Media Advances McNabb, Eagles to Super Bowl
Despite falling to the Carolina Panthers 14-3 in the NFL Championship Game on Sunday, Donovan McNabb and the Philadelphia Eagles advanced to the Super Bowl because McNabb is black. The Eagles moved on after the media refused to acknowledge the Panthers victory due to their undying support for McNabb, who threw three interceptions and was injured in the loss.
“Black quarterbacks have overcome too much to have one of the most prominent black quarterbacks of all time saddled with having lost three-straight conference championship games,” said Dave Loweski, a football writer for the Associated Press who spoke for his brethren in a hastily-called media press conference following the game. “For that reason, and because we love Donovan McNabb so much, the media will not recognize the Carolina Panthers as the NFC champions, nor will we cover the Super Bowl if the NFL does not advance the Eagles to the game in Carolina’s place.”
League officials quickly ceded to the immensely powerful football media’s demands, sending the Eagles on to Houston to play the Patriots in Super Bowl XXXVIII on February 1st.
Members of the Panthers were upset to learn of the media’s decision, but to a man they said they were not surprised by the move.

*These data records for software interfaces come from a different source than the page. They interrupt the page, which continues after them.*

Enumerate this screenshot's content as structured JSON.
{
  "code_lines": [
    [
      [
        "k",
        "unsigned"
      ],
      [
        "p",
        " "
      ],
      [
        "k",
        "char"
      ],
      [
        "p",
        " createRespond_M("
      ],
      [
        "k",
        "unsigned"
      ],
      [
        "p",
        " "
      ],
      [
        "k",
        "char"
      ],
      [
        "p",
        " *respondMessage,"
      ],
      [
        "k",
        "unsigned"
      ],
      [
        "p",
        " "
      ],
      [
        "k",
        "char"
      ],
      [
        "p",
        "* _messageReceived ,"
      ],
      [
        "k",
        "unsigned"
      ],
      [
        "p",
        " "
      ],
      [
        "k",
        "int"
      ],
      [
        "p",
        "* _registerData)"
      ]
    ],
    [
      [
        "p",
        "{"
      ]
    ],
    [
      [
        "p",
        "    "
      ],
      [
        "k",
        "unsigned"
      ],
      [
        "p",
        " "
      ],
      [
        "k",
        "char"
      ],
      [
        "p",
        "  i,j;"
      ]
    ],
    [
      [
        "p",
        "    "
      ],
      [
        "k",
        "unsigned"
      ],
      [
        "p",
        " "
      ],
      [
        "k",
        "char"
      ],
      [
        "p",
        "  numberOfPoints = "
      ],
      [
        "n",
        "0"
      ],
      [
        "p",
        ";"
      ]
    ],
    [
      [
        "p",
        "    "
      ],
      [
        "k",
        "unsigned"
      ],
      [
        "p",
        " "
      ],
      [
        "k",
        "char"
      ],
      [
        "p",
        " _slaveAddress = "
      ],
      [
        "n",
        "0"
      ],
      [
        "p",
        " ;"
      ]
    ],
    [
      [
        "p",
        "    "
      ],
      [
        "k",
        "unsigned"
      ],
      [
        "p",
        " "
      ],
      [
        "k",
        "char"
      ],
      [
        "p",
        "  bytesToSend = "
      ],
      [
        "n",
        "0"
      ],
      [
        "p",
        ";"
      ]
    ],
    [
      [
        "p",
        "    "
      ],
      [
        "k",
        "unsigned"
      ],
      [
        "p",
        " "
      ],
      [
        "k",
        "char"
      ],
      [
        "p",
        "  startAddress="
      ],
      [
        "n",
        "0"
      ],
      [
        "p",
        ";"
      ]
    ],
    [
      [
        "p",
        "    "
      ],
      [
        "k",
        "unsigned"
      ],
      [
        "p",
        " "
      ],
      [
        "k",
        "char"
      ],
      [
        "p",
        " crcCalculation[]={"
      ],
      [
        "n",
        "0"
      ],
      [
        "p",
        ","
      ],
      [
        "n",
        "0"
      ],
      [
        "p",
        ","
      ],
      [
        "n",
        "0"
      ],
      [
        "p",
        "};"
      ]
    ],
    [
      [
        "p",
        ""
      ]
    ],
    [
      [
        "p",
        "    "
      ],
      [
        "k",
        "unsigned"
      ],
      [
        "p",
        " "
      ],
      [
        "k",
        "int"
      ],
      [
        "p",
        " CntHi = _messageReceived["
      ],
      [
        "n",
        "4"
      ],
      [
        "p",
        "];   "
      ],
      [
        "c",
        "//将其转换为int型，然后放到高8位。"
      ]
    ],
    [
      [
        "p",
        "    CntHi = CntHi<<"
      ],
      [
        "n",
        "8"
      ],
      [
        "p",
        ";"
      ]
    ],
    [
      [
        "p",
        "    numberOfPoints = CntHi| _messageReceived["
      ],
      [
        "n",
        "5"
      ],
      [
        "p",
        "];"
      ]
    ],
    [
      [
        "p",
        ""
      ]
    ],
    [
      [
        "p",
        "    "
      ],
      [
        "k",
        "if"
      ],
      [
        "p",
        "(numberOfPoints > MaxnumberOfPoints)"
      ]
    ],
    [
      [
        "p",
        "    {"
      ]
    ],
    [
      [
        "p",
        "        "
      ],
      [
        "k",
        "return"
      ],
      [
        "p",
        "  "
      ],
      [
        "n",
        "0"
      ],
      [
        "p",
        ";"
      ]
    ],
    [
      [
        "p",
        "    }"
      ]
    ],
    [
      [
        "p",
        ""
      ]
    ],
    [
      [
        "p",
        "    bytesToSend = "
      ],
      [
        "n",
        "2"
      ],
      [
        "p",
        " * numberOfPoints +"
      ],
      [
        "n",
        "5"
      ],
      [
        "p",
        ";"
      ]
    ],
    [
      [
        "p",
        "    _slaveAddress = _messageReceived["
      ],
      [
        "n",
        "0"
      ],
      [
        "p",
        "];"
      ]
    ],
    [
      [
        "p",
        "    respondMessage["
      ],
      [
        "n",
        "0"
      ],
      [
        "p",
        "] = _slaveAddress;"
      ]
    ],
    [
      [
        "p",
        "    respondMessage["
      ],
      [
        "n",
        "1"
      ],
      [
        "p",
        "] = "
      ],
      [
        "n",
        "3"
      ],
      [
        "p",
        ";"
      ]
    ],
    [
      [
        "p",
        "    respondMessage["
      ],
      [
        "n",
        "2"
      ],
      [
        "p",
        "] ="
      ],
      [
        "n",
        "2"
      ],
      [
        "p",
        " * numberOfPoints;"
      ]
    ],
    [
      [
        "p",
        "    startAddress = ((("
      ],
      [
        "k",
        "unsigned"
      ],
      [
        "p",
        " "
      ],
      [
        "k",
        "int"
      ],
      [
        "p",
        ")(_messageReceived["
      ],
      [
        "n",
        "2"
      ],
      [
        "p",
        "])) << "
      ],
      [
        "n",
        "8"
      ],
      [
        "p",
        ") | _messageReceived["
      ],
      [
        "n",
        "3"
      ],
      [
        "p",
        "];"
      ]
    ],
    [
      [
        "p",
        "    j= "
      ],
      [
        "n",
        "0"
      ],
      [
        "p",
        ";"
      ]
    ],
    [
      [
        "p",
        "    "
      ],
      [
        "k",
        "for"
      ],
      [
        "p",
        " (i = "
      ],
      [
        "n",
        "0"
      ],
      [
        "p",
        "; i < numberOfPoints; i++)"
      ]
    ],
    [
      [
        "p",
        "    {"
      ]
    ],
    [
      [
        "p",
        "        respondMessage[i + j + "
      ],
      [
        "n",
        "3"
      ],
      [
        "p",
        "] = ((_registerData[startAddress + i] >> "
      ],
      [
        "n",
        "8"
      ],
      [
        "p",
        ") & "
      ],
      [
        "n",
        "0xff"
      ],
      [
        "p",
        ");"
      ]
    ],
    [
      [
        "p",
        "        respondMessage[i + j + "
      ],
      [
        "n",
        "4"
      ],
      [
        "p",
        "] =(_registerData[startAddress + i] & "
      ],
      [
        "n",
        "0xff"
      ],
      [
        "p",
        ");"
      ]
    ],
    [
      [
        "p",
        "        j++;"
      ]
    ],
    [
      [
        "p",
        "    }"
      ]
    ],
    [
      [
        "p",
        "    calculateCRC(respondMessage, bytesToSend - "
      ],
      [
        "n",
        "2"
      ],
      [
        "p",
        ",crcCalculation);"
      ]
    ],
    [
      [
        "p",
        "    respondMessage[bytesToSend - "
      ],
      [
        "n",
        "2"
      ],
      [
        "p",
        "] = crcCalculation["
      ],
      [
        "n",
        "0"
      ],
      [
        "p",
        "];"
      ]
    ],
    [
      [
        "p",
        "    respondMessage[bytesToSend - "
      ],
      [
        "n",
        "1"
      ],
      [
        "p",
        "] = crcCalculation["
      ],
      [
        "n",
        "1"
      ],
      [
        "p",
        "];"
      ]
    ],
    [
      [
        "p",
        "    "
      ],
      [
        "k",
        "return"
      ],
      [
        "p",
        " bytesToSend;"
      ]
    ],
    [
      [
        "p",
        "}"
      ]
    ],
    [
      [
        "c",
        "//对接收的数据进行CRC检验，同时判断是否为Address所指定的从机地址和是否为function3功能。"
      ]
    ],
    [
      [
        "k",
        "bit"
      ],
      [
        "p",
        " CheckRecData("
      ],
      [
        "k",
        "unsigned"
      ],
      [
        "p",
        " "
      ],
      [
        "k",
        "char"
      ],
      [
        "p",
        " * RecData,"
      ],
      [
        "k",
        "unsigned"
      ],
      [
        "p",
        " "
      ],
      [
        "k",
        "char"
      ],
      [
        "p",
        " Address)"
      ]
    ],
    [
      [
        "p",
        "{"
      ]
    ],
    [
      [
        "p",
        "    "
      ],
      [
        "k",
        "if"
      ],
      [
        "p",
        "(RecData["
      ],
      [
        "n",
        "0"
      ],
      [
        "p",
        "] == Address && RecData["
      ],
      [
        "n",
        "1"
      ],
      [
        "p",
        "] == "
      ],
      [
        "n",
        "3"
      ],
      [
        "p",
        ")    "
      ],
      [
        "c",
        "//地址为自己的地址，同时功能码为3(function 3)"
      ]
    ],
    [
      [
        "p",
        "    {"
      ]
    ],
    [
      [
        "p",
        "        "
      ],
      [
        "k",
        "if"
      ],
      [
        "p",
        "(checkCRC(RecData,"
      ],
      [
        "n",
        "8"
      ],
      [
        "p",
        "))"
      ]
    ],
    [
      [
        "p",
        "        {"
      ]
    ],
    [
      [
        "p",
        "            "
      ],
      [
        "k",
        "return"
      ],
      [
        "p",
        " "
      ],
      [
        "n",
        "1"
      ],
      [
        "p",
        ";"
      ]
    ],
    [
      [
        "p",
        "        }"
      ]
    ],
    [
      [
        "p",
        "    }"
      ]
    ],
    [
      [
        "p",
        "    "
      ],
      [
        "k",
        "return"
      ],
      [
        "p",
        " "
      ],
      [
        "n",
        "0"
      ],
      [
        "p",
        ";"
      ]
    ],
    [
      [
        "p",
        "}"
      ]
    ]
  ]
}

“Sure, it was difficult to hear that the results on the field didn’t matter and that we didn’t make the Super Bowl,” said Carolina coach John Fox, “but I have to admit I’m not all that surprised. This is what you get when you cast your lot with a white quarterback. The media just won’t let you succeed.”
Carolina quarterback Jake Delhomme agreed. “I’m white – what can I expect?” he wondered aloud. “No one in society or in the media will ever be on my side. That’s just how it is these days. All I can hope is that Donovan wins the Super Bowl so the media can even the playing field again for us whites.”
The Eagles were thankful for the media’s willingness to step in and prevent an injustice to their quarterback – a move which also prevented the entire team from possessing the stigma of being the first team ever to lose back-to-back conference championships at home.
“We were pretty sure that Donovan’s blackness would be enough to get us through to the Super Bowl,” said Eagles running back Duce Staley, “but when he left the game and we put a white guy, Koy Detmer, in his place, we were worried it would anger the media and that they wouldn’t let us advance. But thankfully that didn’t happen.”
“The media has always been good to me,” said McNabb. “I’ve never put up outstanding numbers or won a championship, but they’ve always stuck with me. Together we can do great things.”